**LISTED ENTRIES:**
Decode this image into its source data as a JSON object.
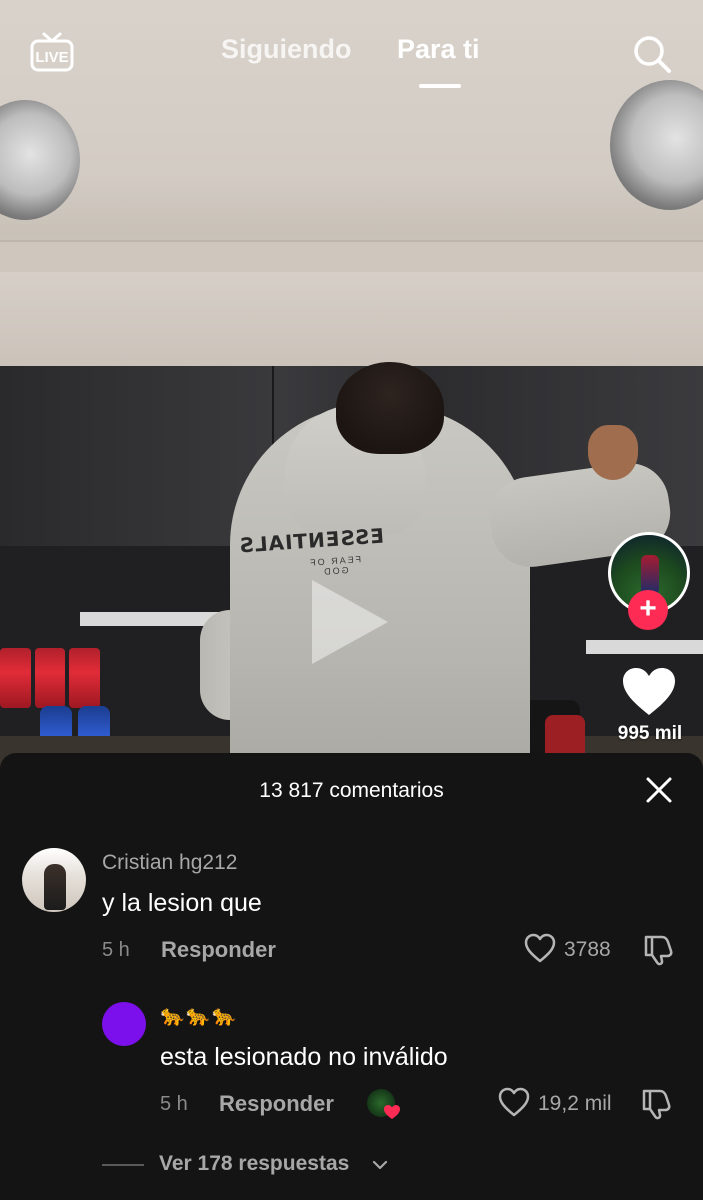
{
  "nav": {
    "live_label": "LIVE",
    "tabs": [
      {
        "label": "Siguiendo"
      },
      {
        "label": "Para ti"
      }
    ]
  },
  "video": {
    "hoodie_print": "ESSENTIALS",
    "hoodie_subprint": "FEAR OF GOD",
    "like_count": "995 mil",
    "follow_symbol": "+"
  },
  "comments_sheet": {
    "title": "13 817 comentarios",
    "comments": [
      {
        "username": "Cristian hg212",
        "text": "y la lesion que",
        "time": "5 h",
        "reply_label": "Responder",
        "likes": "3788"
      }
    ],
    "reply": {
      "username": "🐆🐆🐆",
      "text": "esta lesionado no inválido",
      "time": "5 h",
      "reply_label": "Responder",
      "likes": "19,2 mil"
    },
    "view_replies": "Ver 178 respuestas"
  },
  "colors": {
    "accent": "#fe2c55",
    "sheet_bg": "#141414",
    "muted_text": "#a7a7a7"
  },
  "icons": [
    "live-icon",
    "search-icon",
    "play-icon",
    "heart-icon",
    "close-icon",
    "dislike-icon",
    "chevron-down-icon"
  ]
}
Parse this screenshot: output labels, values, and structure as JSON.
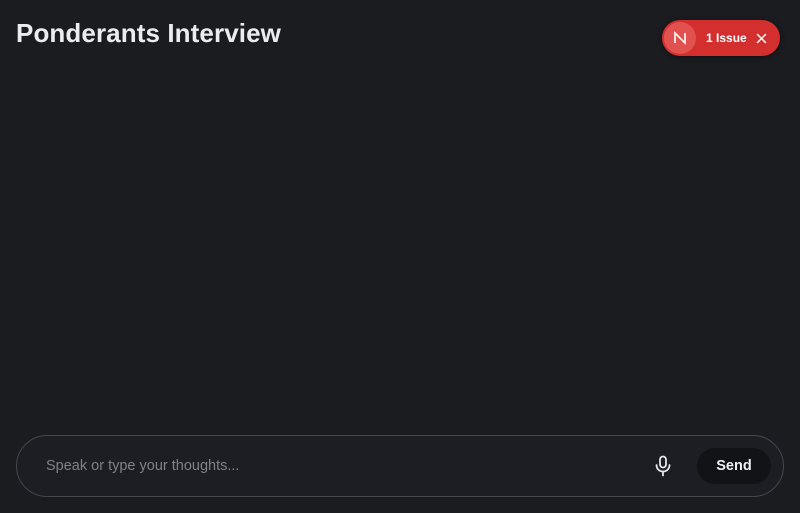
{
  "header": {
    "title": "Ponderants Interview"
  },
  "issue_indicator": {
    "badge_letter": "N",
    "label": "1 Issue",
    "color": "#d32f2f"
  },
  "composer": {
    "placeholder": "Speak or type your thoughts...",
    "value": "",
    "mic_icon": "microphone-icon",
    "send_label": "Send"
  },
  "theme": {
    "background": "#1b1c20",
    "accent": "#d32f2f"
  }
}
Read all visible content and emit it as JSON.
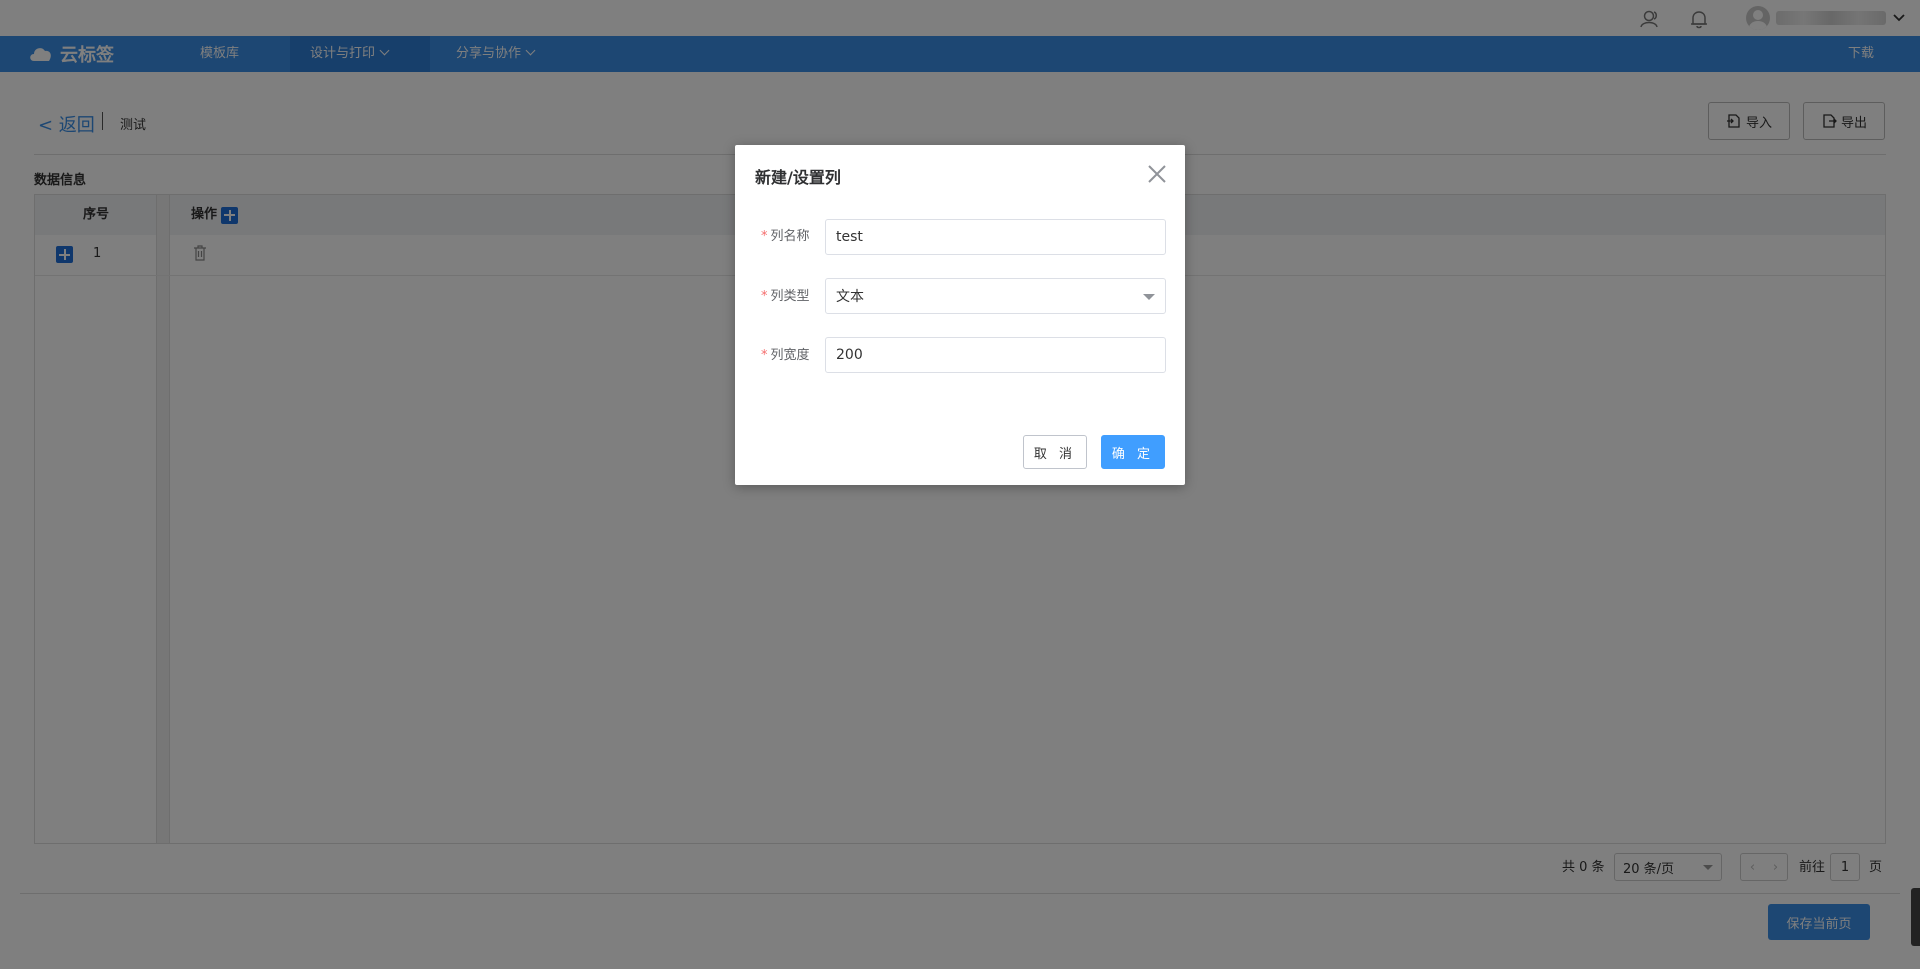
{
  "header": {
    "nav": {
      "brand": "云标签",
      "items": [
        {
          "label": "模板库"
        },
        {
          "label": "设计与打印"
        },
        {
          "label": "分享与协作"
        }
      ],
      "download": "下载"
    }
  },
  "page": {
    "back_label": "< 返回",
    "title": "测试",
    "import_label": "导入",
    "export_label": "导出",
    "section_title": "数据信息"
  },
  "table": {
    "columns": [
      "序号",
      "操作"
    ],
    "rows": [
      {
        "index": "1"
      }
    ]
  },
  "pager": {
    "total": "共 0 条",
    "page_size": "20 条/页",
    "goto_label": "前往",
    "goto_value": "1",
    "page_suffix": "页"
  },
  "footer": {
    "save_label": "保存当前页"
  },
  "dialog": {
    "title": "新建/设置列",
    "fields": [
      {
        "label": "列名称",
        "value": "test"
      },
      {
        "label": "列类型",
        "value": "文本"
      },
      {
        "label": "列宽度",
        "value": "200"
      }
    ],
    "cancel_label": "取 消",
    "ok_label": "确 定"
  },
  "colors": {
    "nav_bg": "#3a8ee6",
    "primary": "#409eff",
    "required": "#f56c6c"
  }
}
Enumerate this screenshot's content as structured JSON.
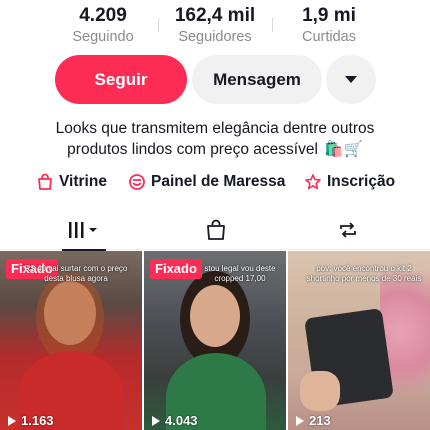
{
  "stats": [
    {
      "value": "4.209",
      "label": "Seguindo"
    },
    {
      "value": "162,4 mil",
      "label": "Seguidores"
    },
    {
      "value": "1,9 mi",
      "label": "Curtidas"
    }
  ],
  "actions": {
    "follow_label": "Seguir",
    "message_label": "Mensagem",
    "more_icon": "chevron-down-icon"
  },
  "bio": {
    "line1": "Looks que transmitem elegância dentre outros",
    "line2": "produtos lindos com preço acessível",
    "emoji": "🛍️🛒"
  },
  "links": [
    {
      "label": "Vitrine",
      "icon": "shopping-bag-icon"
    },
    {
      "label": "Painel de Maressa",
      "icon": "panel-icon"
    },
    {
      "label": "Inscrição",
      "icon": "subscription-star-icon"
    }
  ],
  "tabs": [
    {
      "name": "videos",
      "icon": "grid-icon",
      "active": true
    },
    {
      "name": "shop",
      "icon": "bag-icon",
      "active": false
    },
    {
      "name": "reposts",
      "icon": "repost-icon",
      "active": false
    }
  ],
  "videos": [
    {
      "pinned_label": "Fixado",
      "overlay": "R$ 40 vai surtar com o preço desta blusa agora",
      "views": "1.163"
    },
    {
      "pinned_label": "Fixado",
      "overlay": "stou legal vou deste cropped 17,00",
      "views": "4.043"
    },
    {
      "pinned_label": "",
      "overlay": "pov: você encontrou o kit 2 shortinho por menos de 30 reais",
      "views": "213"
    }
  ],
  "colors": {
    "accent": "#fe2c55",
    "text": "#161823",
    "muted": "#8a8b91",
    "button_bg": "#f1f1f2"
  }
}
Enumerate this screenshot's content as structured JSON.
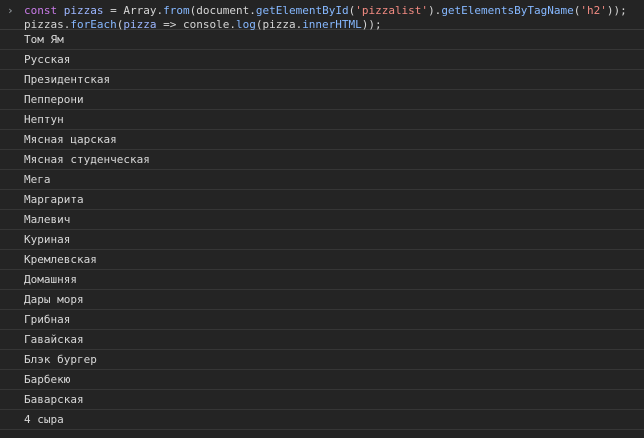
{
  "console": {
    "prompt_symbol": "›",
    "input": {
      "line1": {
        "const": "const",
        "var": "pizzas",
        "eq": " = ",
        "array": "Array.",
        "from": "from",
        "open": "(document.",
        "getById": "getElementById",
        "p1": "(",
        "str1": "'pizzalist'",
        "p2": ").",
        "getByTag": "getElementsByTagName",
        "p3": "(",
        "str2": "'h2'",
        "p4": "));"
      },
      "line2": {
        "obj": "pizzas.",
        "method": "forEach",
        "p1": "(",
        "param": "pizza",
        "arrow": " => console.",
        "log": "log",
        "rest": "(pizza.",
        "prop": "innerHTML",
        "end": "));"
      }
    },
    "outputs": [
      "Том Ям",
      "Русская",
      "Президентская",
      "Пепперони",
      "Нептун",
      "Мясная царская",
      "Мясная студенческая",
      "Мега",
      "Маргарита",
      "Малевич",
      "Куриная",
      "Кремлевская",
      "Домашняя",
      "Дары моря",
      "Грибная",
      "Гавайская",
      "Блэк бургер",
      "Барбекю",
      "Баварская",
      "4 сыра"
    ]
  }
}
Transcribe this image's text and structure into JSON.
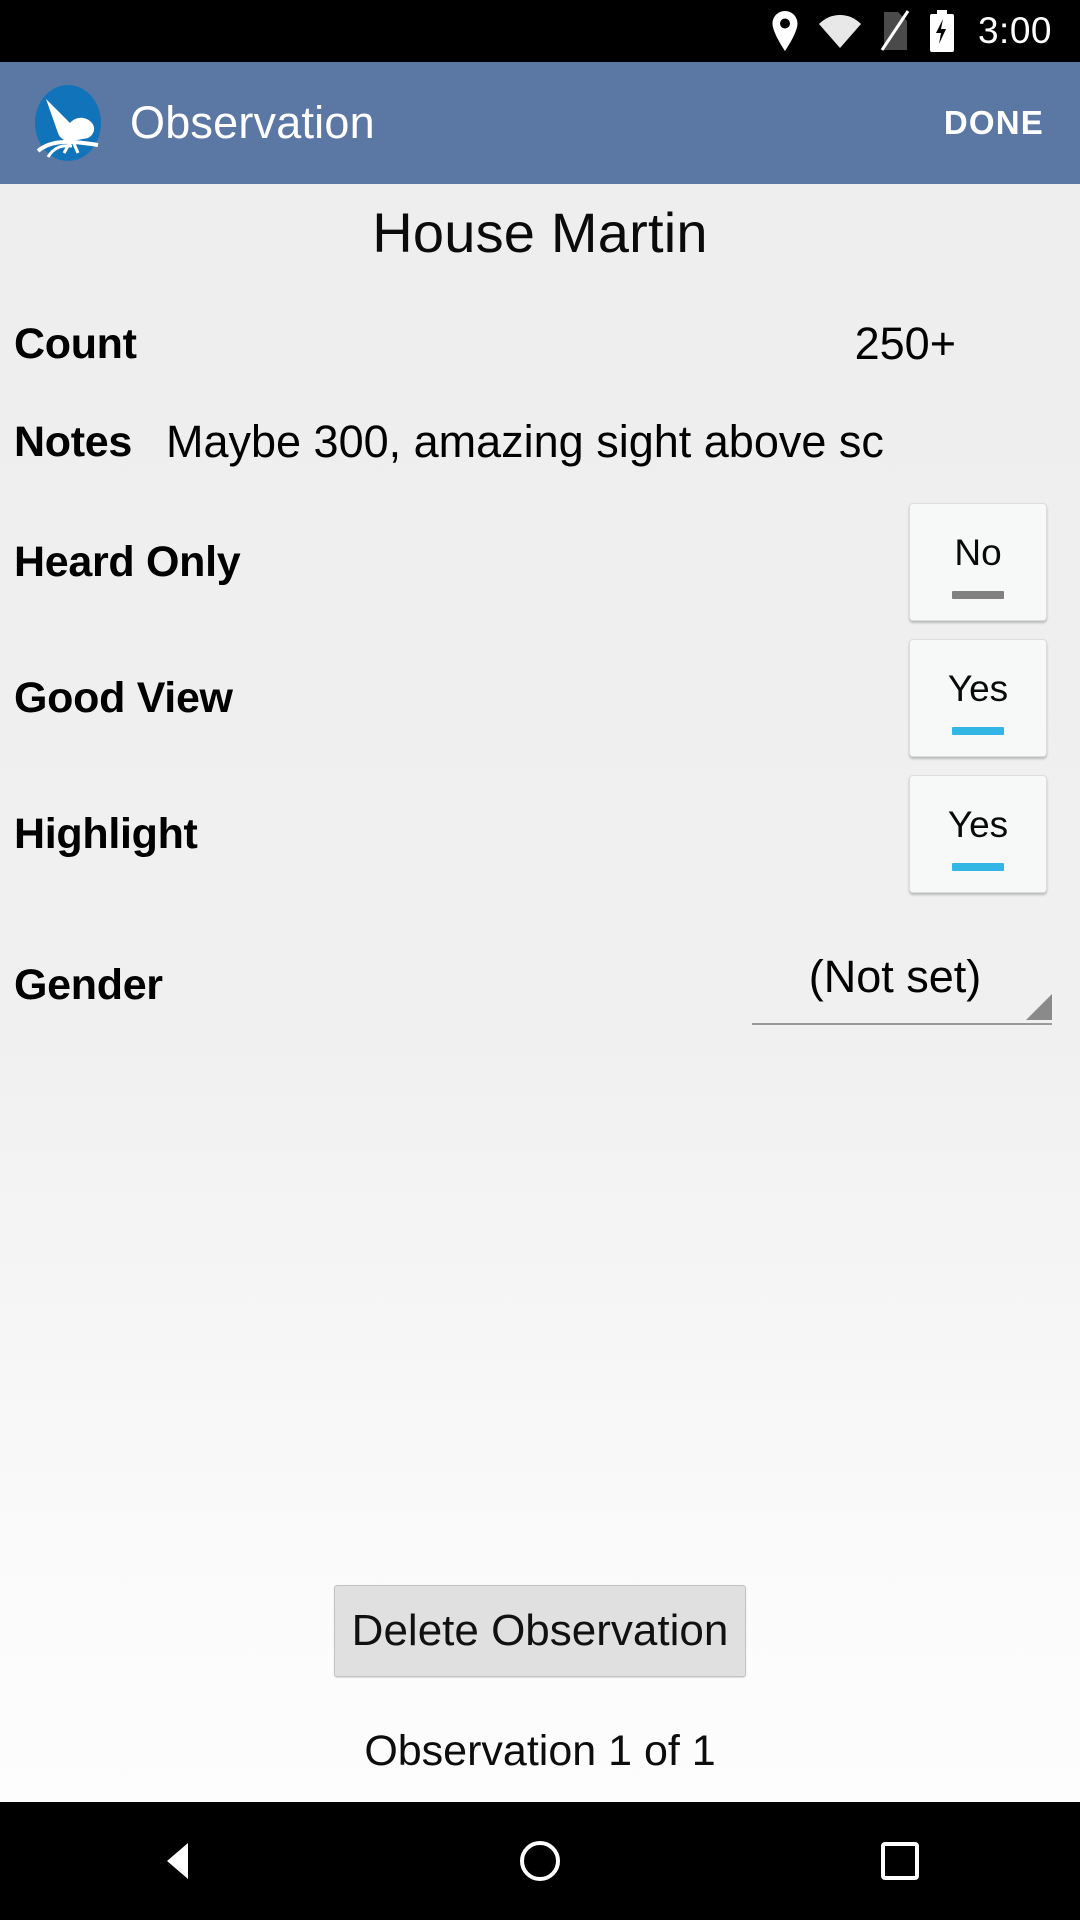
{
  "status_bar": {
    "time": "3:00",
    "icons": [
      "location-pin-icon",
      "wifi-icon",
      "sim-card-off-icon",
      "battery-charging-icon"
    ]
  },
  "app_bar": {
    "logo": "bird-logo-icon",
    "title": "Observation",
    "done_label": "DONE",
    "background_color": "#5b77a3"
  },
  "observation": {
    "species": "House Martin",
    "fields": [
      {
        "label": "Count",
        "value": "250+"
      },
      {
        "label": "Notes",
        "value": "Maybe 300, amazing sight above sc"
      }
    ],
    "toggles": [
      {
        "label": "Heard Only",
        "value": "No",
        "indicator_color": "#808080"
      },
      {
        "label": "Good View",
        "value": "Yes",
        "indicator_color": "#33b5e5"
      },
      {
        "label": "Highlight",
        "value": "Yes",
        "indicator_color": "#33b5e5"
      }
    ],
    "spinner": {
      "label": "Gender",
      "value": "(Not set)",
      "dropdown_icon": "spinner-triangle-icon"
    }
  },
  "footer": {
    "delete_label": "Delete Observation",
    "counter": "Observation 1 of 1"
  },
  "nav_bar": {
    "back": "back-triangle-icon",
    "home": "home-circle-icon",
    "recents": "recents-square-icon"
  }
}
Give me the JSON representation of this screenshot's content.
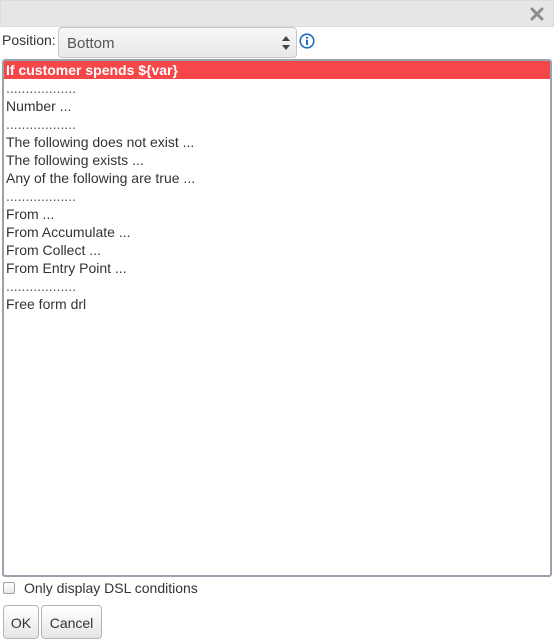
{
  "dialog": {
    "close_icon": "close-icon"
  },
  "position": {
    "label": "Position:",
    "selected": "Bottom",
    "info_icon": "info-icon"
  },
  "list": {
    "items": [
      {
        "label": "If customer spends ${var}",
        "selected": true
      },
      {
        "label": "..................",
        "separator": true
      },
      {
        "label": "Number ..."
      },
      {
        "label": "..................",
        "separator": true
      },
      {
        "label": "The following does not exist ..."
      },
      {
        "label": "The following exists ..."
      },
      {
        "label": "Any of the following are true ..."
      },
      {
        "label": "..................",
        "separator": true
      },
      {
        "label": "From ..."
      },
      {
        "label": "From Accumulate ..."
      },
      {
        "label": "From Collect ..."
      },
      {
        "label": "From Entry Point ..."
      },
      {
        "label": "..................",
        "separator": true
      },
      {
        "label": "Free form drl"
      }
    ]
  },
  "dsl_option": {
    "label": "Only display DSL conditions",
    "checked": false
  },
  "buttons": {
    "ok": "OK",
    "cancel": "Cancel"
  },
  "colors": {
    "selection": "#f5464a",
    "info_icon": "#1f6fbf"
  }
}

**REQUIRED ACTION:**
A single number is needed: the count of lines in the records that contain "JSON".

**EXPECTED ANSWER:**
7